Task goal:
Return, from the lines below, each one that includes the word "отдыха".

Collected data:
* * * * * * * * *

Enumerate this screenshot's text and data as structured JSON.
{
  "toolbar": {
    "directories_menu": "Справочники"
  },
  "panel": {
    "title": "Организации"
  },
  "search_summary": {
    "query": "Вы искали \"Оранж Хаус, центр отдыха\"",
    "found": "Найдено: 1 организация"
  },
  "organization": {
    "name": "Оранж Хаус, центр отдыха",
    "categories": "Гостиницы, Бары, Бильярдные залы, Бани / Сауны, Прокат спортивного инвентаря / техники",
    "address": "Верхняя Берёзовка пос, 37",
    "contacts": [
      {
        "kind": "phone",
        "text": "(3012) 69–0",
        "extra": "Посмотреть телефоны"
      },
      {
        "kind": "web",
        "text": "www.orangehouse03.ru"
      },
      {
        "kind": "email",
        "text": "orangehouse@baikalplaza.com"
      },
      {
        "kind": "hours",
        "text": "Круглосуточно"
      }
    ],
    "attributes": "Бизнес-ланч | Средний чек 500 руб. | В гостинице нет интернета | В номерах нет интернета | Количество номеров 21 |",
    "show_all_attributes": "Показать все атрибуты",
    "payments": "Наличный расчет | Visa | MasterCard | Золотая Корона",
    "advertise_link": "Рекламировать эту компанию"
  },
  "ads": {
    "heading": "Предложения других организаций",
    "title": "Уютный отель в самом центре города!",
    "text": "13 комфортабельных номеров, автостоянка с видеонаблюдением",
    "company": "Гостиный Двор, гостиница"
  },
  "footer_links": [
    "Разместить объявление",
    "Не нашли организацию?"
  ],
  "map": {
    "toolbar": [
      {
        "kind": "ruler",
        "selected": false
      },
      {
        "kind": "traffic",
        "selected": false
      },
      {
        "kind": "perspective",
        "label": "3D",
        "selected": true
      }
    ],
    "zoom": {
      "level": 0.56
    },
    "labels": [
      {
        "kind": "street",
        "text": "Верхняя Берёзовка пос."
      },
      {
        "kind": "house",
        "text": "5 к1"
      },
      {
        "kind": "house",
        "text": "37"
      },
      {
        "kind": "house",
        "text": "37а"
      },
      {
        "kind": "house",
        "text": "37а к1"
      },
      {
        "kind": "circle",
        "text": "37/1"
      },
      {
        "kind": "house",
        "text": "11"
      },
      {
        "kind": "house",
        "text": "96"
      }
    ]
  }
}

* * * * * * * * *

Exercise result:
    "query": "Вы искали \"Оранж Хаус, центр отдыха\"",
    "name": "Оранж Хаус, центр отдыха",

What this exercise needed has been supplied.